Saints and the Demoniacs: Exorcistic Rites in Medieval Europe (11th – 13th Century)
By Marek Tamm
Folklore, Vol.23 (2003)
Introduction: In medieval society one of the main functions of a saint was healing people. Similarly to Christ, whose contemporaries were awed by his ability to cure the sick, the medieval saint was expected to have an ability to perform miraculous healings. Hagiographic literature clearly indicates that health was the most called for miracle: people turned to saints not as much for the blessing of soul but because of physical ailments.
Exorcising the demoniac played a significant role among the remedial procedures of a saint. Firstly, it was the most spectacular evidence of the saint’s magical powers: in medieval times exorcism was the conditio sine qua non of sanctity. Secondly, as I will indicate below, those demoniacs at an early age were regarded as reliable witnesses of the presence of sanctity: demon, who was forced by the saint to affirm his powers through the voice of the possessed, was an influential authority to a medieval man.
In practising exorcism a saint was also involved in the general struggle against Satan. The body of a possessed formed a sort of a battlefield between the forces of heaven and hell. Every single act of exorcism performed by a saint was a part of the eternal struggle between Satan and God.

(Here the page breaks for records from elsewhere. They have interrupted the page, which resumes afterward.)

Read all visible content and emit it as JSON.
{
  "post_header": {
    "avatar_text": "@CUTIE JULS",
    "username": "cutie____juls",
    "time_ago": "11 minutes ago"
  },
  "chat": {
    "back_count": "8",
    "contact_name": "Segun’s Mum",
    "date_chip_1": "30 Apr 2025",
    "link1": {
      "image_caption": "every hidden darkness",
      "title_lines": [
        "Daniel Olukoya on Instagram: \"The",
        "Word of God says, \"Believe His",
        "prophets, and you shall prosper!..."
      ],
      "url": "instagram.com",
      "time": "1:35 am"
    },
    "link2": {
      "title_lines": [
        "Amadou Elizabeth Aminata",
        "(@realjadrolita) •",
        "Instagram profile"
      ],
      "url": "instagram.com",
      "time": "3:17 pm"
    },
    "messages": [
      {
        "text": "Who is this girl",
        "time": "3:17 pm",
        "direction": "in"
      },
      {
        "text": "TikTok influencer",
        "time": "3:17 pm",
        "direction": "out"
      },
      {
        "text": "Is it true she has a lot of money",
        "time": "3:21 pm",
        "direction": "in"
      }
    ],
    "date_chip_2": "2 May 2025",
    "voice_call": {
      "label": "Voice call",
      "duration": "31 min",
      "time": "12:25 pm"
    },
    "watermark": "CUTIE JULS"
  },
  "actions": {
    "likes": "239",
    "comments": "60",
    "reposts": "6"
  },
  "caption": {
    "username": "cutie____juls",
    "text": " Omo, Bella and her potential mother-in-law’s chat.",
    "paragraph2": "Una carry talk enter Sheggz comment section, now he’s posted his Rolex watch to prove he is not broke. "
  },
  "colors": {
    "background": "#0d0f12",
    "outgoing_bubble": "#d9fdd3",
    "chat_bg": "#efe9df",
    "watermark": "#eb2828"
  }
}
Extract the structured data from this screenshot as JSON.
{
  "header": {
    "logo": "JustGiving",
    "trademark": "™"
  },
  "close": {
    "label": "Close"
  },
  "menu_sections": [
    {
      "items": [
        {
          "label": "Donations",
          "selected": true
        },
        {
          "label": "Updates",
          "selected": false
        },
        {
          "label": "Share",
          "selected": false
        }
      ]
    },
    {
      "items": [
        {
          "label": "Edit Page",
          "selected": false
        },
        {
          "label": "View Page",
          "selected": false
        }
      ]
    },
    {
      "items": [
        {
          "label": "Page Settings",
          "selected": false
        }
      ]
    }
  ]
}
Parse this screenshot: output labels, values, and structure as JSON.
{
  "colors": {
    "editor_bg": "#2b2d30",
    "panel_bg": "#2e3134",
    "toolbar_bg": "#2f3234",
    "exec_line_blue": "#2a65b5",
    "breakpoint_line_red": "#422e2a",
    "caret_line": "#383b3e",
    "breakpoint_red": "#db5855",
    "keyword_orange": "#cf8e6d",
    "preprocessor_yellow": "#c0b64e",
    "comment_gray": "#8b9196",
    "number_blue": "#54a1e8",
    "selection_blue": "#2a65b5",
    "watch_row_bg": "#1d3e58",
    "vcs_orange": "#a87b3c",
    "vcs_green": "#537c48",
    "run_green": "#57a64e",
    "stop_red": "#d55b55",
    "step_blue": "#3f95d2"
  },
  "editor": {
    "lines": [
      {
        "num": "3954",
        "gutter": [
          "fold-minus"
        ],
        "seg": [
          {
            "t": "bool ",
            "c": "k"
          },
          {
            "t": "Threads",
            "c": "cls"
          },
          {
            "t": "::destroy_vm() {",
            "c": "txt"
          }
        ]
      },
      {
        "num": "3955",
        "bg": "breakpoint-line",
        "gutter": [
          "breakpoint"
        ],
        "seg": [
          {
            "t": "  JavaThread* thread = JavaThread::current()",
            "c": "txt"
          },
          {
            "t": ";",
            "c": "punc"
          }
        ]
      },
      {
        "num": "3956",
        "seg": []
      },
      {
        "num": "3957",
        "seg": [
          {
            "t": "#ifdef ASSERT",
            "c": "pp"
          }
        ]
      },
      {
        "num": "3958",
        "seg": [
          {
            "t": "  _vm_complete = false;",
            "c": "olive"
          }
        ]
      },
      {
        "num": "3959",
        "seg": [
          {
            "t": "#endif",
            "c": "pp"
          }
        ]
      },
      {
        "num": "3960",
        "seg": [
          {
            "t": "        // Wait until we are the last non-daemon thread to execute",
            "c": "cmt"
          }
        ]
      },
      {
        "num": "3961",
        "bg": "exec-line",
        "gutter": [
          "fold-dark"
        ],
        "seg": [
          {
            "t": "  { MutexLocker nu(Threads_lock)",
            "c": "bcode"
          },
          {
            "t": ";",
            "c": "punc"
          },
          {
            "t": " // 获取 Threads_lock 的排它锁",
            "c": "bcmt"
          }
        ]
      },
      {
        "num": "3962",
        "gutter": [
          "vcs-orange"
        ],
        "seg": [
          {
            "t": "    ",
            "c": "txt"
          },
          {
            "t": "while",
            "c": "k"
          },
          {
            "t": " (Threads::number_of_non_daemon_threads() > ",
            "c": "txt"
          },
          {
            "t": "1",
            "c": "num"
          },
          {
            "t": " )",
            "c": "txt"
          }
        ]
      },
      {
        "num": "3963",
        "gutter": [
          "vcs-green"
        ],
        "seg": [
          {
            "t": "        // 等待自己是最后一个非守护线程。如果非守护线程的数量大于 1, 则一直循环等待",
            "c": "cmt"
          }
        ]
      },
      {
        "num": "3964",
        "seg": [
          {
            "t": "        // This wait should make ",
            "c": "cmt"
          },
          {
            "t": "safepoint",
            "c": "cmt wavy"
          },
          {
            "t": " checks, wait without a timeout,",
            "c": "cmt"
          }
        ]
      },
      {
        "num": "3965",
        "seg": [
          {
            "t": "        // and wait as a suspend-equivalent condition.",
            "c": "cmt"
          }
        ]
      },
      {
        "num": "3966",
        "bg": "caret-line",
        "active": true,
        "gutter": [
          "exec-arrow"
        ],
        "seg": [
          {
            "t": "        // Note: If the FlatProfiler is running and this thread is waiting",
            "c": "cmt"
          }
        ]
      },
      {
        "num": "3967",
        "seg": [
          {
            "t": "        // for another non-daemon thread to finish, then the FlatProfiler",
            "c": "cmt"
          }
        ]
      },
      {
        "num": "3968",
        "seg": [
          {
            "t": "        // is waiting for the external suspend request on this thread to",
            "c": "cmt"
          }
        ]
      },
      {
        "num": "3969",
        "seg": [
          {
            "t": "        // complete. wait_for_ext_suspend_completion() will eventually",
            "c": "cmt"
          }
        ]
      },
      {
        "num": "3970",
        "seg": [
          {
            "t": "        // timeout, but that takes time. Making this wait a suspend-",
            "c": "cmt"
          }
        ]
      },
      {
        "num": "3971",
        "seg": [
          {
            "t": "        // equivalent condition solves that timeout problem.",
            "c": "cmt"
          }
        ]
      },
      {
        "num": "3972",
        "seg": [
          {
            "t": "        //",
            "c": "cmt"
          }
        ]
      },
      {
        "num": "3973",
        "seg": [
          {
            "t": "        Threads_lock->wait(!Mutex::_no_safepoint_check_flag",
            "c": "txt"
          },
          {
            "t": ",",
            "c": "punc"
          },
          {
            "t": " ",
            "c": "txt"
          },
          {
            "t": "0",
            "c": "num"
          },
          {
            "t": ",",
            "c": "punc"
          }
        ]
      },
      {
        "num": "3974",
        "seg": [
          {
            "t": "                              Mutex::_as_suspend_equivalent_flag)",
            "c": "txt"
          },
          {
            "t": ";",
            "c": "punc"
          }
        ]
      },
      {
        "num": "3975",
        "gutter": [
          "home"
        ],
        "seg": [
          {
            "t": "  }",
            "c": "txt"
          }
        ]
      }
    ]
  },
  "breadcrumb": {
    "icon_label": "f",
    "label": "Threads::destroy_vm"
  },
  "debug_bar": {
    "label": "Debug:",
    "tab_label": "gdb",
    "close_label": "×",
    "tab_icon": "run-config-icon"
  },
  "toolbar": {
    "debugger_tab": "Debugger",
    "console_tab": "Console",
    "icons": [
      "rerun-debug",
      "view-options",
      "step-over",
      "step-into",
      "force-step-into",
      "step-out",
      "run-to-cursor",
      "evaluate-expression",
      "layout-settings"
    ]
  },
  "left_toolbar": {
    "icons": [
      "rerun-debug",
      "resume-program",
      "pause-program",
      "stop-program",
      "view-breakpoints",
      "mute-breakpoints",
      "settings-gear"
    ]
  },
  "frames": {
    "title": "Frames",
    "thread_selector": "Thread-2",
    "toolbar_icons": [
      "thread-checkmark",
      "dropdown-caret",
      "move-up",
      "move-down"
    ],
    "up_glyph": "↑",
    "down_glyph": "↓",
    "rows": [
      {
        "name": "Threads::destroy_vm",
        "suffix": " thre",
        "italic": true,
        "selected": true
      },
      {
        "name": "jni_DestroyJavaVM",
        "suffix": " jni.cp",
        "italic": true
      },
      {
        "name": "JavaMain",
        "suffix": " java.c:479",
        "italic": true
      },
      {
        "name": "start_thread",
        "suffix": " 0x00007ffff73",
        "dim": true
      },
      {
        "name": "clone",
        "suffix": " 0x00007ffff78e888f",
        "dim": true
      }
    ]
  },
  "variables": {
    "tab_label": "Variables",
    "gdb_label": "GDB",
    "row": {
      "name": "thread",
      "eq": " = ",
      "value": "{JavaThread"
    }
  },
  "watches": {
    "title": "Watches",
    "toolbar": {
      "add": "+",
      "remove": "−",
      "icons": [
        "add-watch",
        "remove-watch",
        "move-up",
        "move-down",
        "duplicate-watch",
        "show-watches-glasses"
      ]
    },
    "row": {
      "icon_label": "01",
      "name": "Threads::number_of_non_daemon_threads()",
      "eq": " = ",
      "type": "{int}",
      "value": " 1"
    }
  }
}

Following the tradition of Gospels, the earliest life stories of saints (vitae) discuss numerous incidents of exorcism. In the Life of St. Anthony, written down by Athanasius († 373), the Egyptian saint freed many possessed from under the Satan’s malignant influence, Sulpitius Severus († ca 420) describes three episodes of exorcism in his Vita sancti Martini, and finally, Pope Gregory the Great († 604) in his Dialogi accounts numerous stories of exorcism, which we will encounter in recent hagiographic and sermonic literature.4